2015 GCC Roundup: The best one yet!
Last month, around 100 fellows, educators, speakers and friends of the Melton Foundation gathered for the 2015 Global Citizenship Conference (GCC) in Hangzhou, China, a week-long event which brings students and professionals from 6 countries together to learn from one another, collaborate on projects and turn ideas into concrete action.
This year’s GCC was a very special one. The main reason for that was the participation of the very first batch of fellows from the newest member of the Melton Foundation network: Ghana’s Ashesi University. The fellows’ warm welcome of the Ghanaian delegation and their enthusiasm were clearly visible in all group activities.
Our Chinese hosts made sure that all Fellows made the most out of their experience. From the morning Tai-Chi lessons, given by a seasoned local master, to the evening’s cultural presentations, which included traditional music and dance, the fellows were able to immerse themselves in Chinese culture and learn more about this ancient civilization. The local field trips also provided insight into the Chinese educational system, its green businesses and sustainable initiatives.
But it wasn’t all just fun and games: the fellows had an intense week of learning in workshops and sessions covering topics ranging from Global Citizenship Education to Design Thinking, and exchanged best practices during the Project Showcase. This year’s participants of the Idea Incubator made their first pitches at the conference; they included a workout-powered generator and an app that allows consumers to calculate their food’s carbon footprint.

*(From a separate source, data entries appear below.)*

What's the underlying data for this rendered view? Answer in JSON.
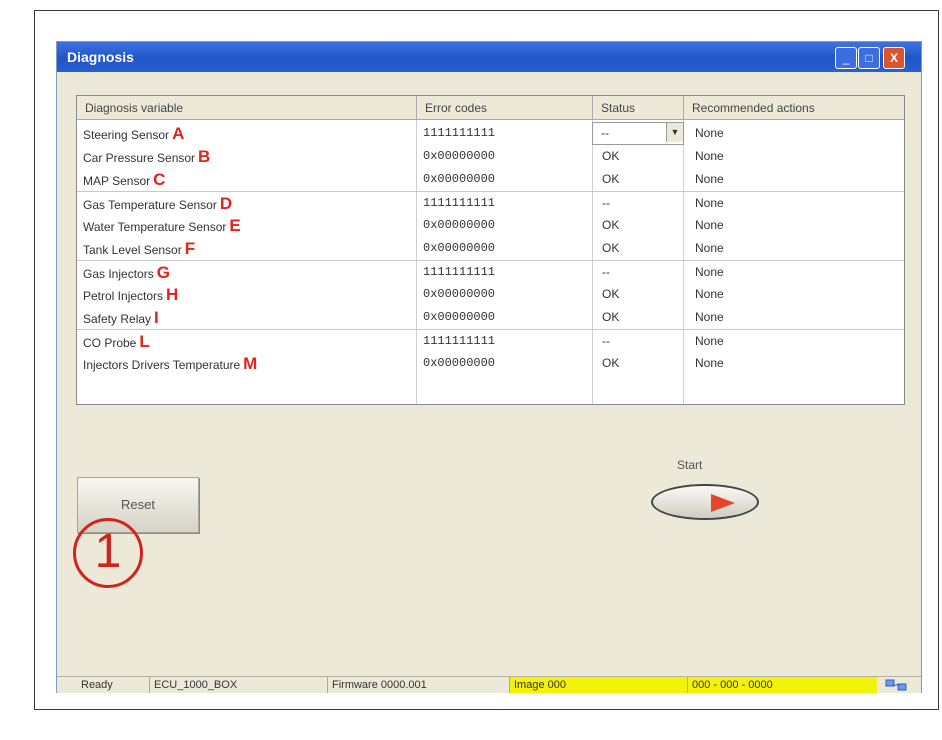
{
  "window": {
    "title": "Diagnosis",
    "controls": {
      "minimize": "_",
      "maximize": "□",
      "close": "X"
    }
  },
  "table": {
    "headers": [
      "Diagnosis variable",
      "Error codes",
      "Status",
      "Recommended actions"
    ],
    "rows": [
      {
        "name": "Steering Sensor",
        "marker": "A",
        "code": "1111111111",
        "status": "--",
        "action": "None"
      },
      {
        "name": "Car Pressure Sensor",
        "marker": "B",
        "code": "0x00000000",
        "status": "OK",
        "action": "None"
      },
      {
        "name": "MAP Sensor",
        "marker": "C",
        "code": "0x00000000",
        "status": "OK",
        "action": "None"
      },
      {
        "name": "Gas Temperature Sensor",
        "marker": "D",
        "code": "1111111111",
        "status": "--",
        "action": "None"
      },
      {
        "name": "Water Temperature Sensor",
        "marker": "E",
        "code": "0x00000000",
        "status": "OK",
        "action": "None"
      },
      {
        "name": "Tank Level Sensor",
        "marker": "F",
        "code": "0x00000000",
        "status": "OK",
        "action": "None"
      },
      {
        "name": "Gas Injectors",
        "marker": "G",
        "code": "1111111111",
        "status": "--",
        "action": "None"
      },
      {
        "name": "Petrol Injectors",
        "marker": "H",
        "code": "0x00000000",
        "status": "OK",
        "action": "None"
      },
      {
        "name": "Safety Relay",
        "marker": "I",
        "code": "0x00000000",
        "status": "OK",
        "action": "None"
      },
      {
        "name": "CO Probe",
        "marker": "L",
        "code": "1111111111",
        "status": "--",
        "action": "None"
      },
      {
        "name": "Injectors Drivers Temperature",
        "marker": "M",
        "code": "0x00000000",
        "status": "OK",
        "action": "None"
      }
    ],
    "combo_arrow": "▼"
  },
  "reset_button": {
    "label": "Reset"
  },
  "callout": {
    "label": "1"
  },
  "start": {
    "label": "Start"
  },
  "statusbar": {
    "items": [
      "Ready",
      "ECU_1000_BOX",
      "Firmware 0000.001",
      "Image 000",
      "000 - 000 - 0000"
    ],
    "icon": "network-icon"
  },
  "colors": {
    "marker": "#e0241c",
    "titlebar": "#2a5fd0",
    "statusbar_highlight": "#f2f20a",
    "callout": "#d1221c"
  }
}
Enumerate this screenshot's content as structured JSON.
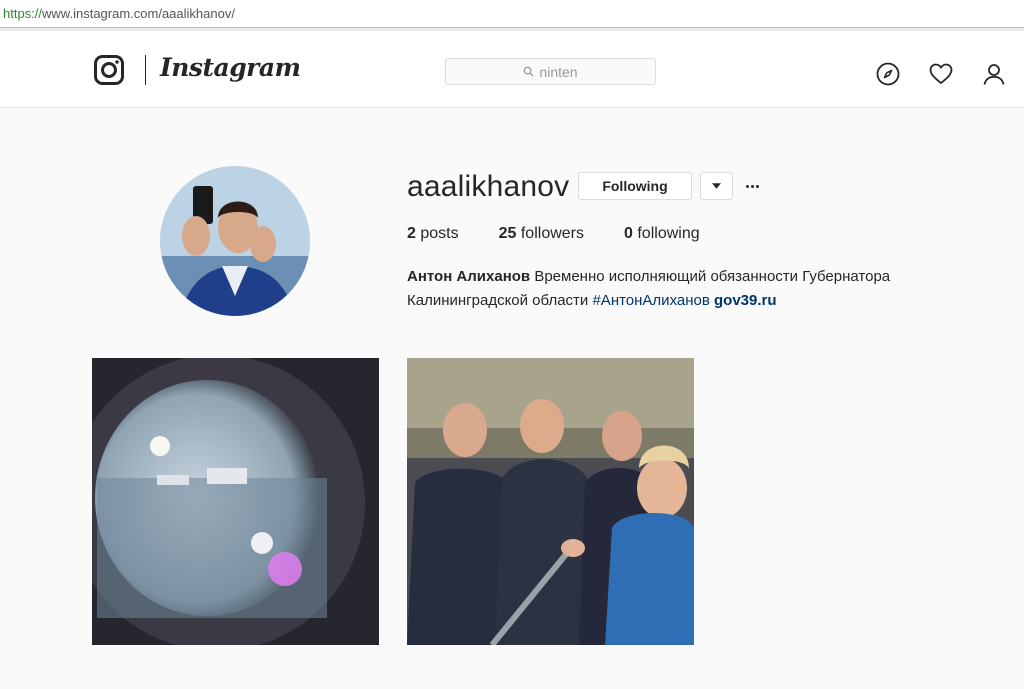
{
  "browser": {
    "url_scheme": "https://",
    "url_rest": "www.instagram.com/aaalikhanov/"
  },
  "header": {
    "logo_text": "Instagram",
    "search_value": "ninten",
    "icons": [
      "explore-icon",
      "heart-icon",
      "profile-icon"
    ]
  },
  "profile": {
    "username": "aaalikhanov",
    "follow_label": "Following",
    "posts_count": "2",
    "posts_label": "posts",
    "followers_count": "25",
    "followers_label": "followers",
    "following_count": "0",
    "following_label": "following",
    "full_name": "Антон Алиханов",
    "bio_text": "Временно исполняющий обязанности Губернатора Калининградской области",
    "hashtag": "#АнтонАлиханов",
    "website": "gov39.ru"
  },
  "posts": [
    {
      "description": "sea-through-lens"
    },
    {
      "description": "group-selfie"
    }
  ],
  "colors": {
    "link": "#003569",
    "border": "#dbdbdb",
    "background": "#fafafa"
  }
}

This year, the fellows paid special attention to the GCC’s sustainability and kicked off the Green GCC campaign, challenging all attendees to carry their own water bottles, avoid using the elevator, take shorter showers and reuse their towels, and more.
The highlight of the week came through the 2015 Springboard Sessions, with four Asian speakers providing a non-Western take on topics such as education, philanthropy, global business ethics and corporate social responsibility (CSR).
Hong Gang, CEO of one of China’s top green packaging companies, spoke of applying the concept of global citizenship to the business world. “I do not believe in a split personality between private and business life,” he said. “Most rules about citizenship for individuals apply to the business as well. Unfortunately, nowadays, we see many socially irresponsible enterprises running sweat shops, exploiting child labor, polluting the environment and evading taxes. And often, more embarrassingly, they may all of sudden start making donations to schools in Tibet, planting trees in Mongolia, and putting up some solar panels on their roof, all using CSR as marketing gimmicks.”
Jacob Tomas, a CSR consultant, built upon Hong Gang’s idea, saying that companies cannot simply give away their money and call it CSR. “CSR is not a checklist, it’s not something you have to sacrifice for, it’s not a donation,” he said. “It is, however, a new angle to look at in your business. It is using your business insight to create social value.” Jacob explained CSR is not only for top company executives, but every employee can be engaged with it as well. “Use your skills to help people and engage with your employer,” he told the audience. “Next time someone asks what you can do, you can say: ‘I’m a banker who can help kids learn basic financial skills’, ‘I’m a programmer who can use the internet to help remote places to access information’, ‘I’m a designer who can design obstacle-free facilities for the disabled.’”
Jasmine Lau, Yale graduate and founder of Philanthropy in Motion (PIM), warned fellows that, even when they intend to do good, they have to be careful about the long-term impact of your actions. She called them to practice philanthropy instead of charity, saying philanthropy is a way to “do good better”.“I noticed that young Chinese people are incredibly passionate about social issues, but to them philanthropy is something that is far away, they think a philanthropist is someone like Bill Gates or Jack Ma, rich or at a mature stage in that career,” Lau said. “But we thought that doesn’t have to be the case, and we wanted to prove young people can be philanthropists too. Individually we may not have as many resources, but pooling together, we could make a difference.”
Mustafa Naseem, founding Director of Innovations for Poverty Alleviation Lab (IPAL), talked about the purpose of a great education, and what it takes to empower changemakers, citing his own experience working in Pakistan. “If you look at what happens when MIT students graduate, they not only believe in their future, but they believe they have the skills, tools and resources to tackle some of the greatest challenges faced by us on earth, whether it is the cure for cancer or eradicating extreme poverty,” he said. “I believe it is this belief that a great education instills in its students that separates it from a good education.”
And, to close the conference, each fellow used the impulses and skills they gained from the previous sessions to design an act for the 100 Acts of Global Citizenship campaign. This year, fellows designed many inspiring, innovative and thought-provoking acts covering a wide variety of areas – from sustainability, education, and gender equality to technology, poverty alleviation, and sex education. Fellows will set up art installations to call awareness to slave labor, give self-defense workshops in schools, start a training program for girls in math and science, and much more. Stay tuned for details!
All in all, the conference was a huge success and showed the kind of synergy the fellows are capable of when they come together. We at the Melton Foundation are excited to see the projects and initiatives that will grow from this year’s conference.